Pastoral Tidiness

It is wonderful. There are no unsightly stone walls and never a fence of any kind. There is no dirt, no decay, no rubbish anywhere—nothing that even hints at untidiness—nothing that ever suggests neglect. All is orderly and beautiful—everything is charming to the eye.

Mark Twain, The Innocents Abroad, 1869

French in General

But the French, Monsieur le Count, added I (wishing to soften what I had said), have so many excellences, they can the better spare this; - they are a loyal, a gallant, a generous, an ingenious, and good temper’d people as is under heaven; - if they have a fault - they are too serious.

Laurence Sterne, A Sentimental Journey Through France and Italy, 1768

Peace in War

Still at this lovely chateau-farm, and Life seems to have gone into a trance. I wake up and look out into the courtyard and the sunlight, on geese, Muscovy ducks, pigs, and pigeons, and it all feels like a half-forgotten story. There are traces of the Huns, but all that seems unreal. You hear the boom! boom! boom! of the guns all day, and more so at night ; but nothing can disturb the extraordinary remote peace of this chateau. The very stones in the courtyard look more friendly and more countrified than ordinary stones, as if some ancient fairy lived here. There's no doubt at all that the men feel it. Several of them have said how they like the place. They think it's a little bit like shire.
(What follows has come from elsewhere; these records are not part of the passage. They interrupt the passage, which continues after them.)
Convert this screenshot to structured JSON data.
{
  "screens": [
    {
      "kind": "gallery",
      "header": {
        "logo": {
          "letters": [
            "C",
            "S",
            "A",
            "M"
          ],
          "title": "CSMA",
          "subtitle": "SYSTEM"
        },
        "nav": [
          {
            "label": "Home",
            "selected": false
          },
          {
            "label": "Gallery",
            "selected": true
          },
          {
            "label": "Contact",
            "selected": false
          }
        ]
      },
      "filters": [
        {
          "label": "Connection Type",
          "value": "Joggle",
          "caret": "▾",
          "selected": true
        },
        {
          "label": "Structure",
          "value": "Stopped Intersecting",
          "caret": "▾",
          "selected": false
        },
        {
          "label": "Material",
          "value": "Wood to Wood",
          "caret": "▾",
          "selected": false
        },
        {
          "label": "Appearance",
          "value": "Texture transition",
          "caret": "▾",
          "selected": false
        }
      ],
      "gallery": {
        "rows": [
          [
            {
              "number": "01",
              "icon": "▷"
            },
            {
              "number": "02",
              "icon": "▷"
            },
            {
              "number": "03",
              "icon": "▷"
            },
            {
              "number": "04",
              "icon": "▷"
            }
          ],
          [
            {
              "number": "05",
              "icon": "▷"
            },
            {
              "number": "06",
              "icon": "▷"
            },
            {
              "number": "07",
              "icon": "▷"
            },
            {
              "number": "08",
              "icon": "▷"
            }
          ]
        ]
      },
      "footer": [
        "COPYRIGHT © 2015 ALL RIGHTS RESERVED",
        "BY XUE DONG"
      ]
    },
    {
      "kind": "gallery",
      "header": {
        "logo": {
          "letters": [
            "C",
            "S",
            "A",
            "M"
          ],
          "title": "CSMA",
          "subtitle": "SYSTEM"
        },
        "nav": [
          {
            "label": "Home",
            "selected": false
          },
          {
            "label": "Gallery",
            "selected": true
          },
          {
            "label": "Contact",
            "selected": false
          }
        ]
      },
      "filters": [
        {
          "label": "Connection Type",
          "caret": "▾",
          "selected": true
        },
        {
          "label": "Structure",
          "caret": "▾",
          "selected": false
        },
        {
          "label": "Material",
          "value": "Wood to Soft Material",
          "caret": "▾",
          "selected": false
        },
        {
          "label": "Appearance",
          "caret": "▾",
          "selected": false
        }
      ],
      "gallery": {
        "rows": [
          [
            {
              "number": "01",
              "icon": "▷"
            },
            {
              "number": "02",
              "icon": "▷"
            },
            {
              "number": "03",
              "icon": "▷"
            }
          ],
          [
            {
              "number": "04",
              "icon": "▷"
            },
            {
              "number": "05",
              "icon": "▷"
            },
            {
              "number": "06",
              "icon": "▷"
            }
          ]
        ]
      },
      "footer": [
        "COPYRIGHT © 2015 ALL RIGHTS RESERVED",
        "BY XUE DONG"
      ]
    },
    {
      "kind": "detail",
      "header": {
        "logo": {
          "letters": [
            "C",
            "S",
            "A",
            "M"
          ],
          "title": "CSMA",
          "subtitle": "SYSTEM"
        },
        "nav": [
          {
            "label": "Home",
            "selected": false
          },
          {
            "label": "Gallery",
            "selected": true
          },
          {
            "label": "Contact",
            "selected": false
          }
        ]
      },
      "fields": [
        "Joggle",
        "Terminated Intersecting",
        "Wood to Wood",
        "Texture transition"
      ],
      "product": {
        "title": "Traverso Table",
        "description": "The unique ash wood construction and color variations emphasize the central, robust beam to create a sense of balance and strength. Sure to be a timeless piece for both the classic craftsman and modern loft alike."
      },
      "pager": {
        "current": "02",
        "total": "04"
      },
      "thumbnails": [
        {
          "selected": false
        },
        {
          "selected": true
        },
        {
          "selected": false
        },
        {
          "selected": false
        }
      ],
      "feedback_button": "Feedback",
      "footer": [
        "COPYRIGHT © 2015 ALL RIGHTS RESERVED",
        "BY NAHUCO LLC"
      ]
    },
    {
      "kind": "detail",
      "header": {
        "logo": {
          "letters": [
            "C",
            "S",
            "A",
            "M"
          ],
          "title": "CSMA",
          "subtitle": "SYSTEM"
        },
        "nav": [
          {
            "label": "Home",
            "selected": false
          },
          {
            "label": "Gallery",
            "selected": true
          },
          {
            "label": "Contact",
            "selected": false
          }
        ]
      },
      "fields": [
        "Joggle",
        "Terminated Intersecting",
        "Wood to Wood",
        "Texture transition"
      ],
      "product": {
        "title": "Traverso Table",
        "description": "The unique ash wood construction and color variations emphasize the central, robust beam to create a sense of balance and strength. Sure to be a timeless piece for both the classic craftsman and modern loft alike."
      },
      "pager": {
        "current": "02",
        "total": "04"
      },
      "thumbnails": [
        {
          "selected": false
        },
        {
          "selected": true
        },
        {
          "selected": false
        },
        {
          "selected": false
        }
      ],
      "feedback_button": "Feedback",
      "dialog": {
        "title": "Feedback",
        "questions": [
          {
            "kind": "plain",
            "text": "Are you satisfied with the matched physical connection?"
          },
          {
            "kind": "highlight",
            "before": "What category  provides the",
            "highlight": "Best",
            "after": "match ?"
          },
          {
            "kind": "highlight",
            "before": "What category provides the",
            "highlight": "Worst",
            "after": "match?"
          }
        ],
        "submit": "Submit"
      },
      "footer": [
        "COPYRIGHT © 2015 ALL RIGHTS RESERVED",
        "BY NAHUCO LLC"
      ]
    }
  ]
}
I think I know what they mean.

Henderson, Keith, Impressions of an Artist on the Western Front, 1917